And I will say again, landlords only have themselves to b lame for the tightening of the rentals laws. There are some that really do damage to the perception of the rest of us. 

Originally posted by @Trevor Jaye :

Would this apply to owners that are house hacking? Especially in a SFH when you are renting by the room, wouldn't it be expected that you will be slightly biased as you choose your renters since they will also become your roommates?

The Seattle law of First in Time does not apply to mother in law units or backyard cottages, but does apply to duplexes/triplexes where the owner lives. It will be interesting to see how this plays out, because this last July, Seattle also passed new land use legislation that allows up to 2 additional units on a single family home property (one attached accessory dwelling unit and one detached ADU). So if the owner lives in one, they can be as choosy as they want as long as it's not zoned as a duplex/triplex.

 

The ruling should make it easier for otherwise qualified registered sex offenders to rent an apartment.  Ok, you may be able to add "no registered sex offender need apply" to a list of qualifications.  No convicted murderers either.  No armed robbers... oh, wait... you may have to clear this with an attorney because such a requirement might discriminate against certain disadvantaged demographics.

But what if a prospective tenant arrives at an interview with you piss drunk and/or mile high?  Are you going to require all tenants to undergo alcohol and drug testing?

^^ thats the problem with not having any leeway in the screening process.    You sit down (either in a vaccuum or with your laywer, some acquianance with a rental, etc and hash out your criteria,  then somebody shows up who meets those criteria but are exhibiting some behavior,  or something comes up in the screening you didn't anticipate but which is a huge red flag,  but now you are stuck and would have to offer them the unit.

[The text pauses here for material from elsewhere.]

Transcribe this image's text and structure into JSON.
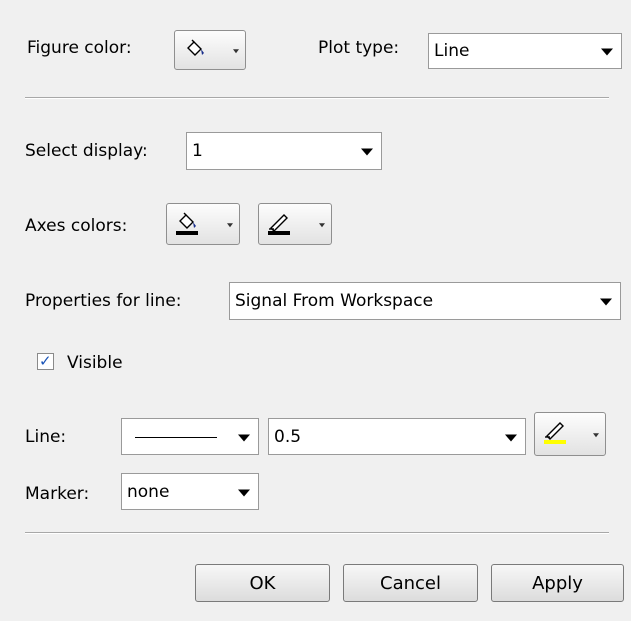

It seems nuts,  but the what if somebody shows up totally drunk has happened to me - multiple times.   It seems to be such a no brainer,  but yet once I had a group of three show up,  a couple and some friend,  and the friend was so drunk he tripped and fell and knocked over a bunch of the current tenant's belongings.   At that point I kicked them all out  (this was before first in time)  -  another time different unit a completely drunk, belligerent guy drove to the appointment, and when he saw that I was already taking an application from another party ahead of him, got belligerent,  and also argumentative when I tried to explain my screening process was not negotiable.  Again, kicked him out.   with first in time if I don't have "applicant must not be under influence of drugs or alcohol" and "must not be beliggerent or aggressive" on my criteria, then legally I cannot consider it.

Like most of these other renter protections,  first in time is designed to shift risk onto the landlord,  and corner them into having to offer housing to somebody unqualified.